## [Your instructions]
Whenever the word "icon" shows up in a line of the data, copy that line.

## [Data records for software interfaces]
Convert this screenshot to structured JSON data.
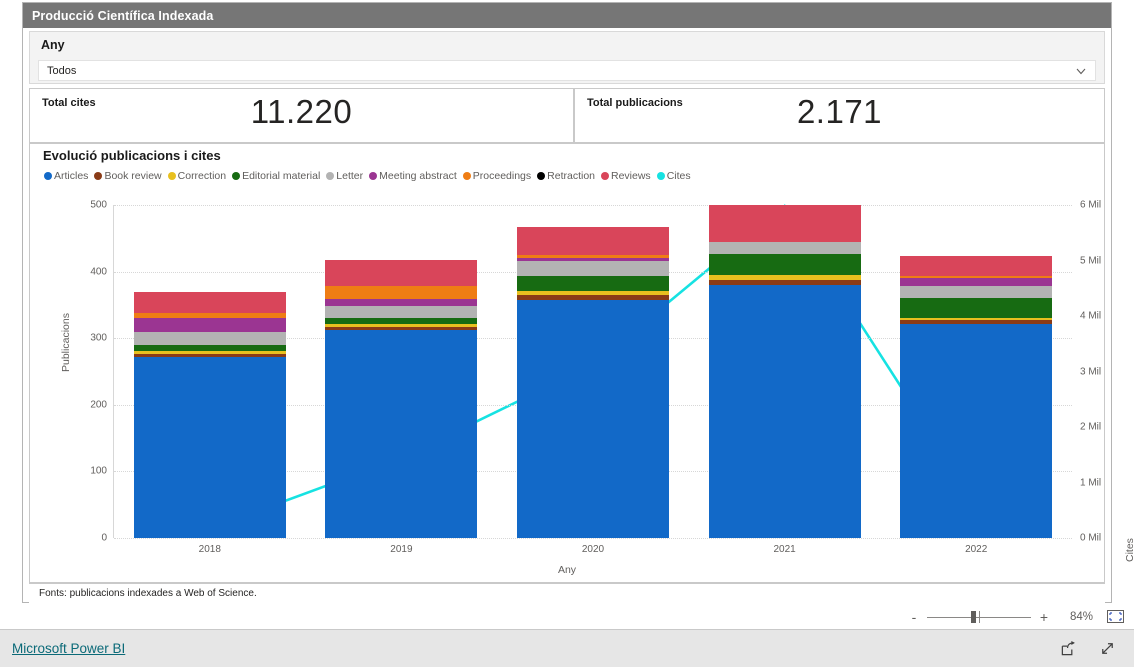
{
  "report": {
    "header_title": "Producció Científica Indexada"
  },
  "slicer": {
    "label": "Any",
    "value": "Todos",
    "chevron_icon": "chevron-down-icon"
  },
  "kpis": [
    {
      "label": "Total cites",
      "value": "11.220"
    },
    {
      "label": "Total publicacions",
      "value": "2.171"
    }
  ],
  "chart_card": {
    "title": "Evolució publicacions i cites",
    "footnote": "Fonts: publicacions indexades a Web of Science."
  },
  "zoom_bar": {
    "minus_label": "-",
    "plus_label": "+",
    "percent": "84%",
    "fit_icon": "fit-to-page-icon"
  },
  "footer": {
    "link_label": "Microsoft Power BI",
    "share_icon": "share-icon",
    "fullscreen_icon": "fullscreen-icon"
  },
  "chart_data": {
    "type": "bar",
    "subtype": "stacked-bar-with-line-combo",
    "title": "Evolució publicacions i cites",
    "xlabel": "Any",
    "ylabel": "Publicacions",
    "y2label": "Cites",
    "categories": [
      "2018",
      "2019",
      "2020",
      "2021",
      "2022"
    ],
    "ylim": [
      0,
      500
    ],
    "yticks": [
      "0",
      "100",
      "200",
      "300",
      "400",
      "500"
    ],
    "y2lim": [
      0,
      6000
    ],
    "y2ticks": [
      "0 Mil",
      "1 Mil",
      "2 Mil",
      "3 Mil",
      "4 Mil",
      "5 Mil",
      "6 Mil"
    ],
    "grid": true,
    "legend_position": "top-left",
    "series": [
      {
        "name": "Articles",
        "color": "#1269c8",
        "values": [
          272,
          312,
          358,
          380,
          322
        ]
      },
      {
        "name": "Book review",
        "color": "#8a3b17",
        "values": [
          5,
          5,
          7,
          8,
          5
        ]
      },
      {
        "name": "Correction",
        "color": "#e8c01f",
        "values": [
          4,
          4,
          6,
          7,
          4
        ]
      },
      {
        "name": "Editorial material",
        "color": "#176b12",
        "values": [
          9,
          10,
          22,
          32,
          29
        ]
      },
      {
        "name": "Letter",
        "color": "#b3b3b3",
        "values": [
          20,
          17,
          23,
          18,
          19
        ]
      },
      {
        "name": "Meeting abstract",
        "color": "#9b3592",
        "values": [
          21,
          11,
          5,
          0,
          12
        ]
      },
      {
        "name": "Proceedings",
        "color": "#ef7d14",
        "values": [
          7,
          19,
          4,
          0,
          2
        ]
      },
      {
        "name": "Retraction",
        "color": "#000000",
        "values": [
          0,
          0,
          0,
          0,
          0
        ]
      },
      {
        "name": "Reviews",
        "color": "#d9455a",
        "values": [
          32,
          39,
          42,
          55,
          31
        ]
      }
    ],
    "line_series": {
      "name": "Cites",
      "color": "#16e2e2",
      "axis": "right",
      "values": [
        170,
        1440,
        3120,
        5980,
        620
      ]
    }
  }
}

## [Reply to the task]
    "chevron_icon": "chevron-down-icon"
    "fit_icon": "fit-to-page-icon"
    "share_icon": "share-icon",
    "fullscreen_icon": "fullscreen-icon"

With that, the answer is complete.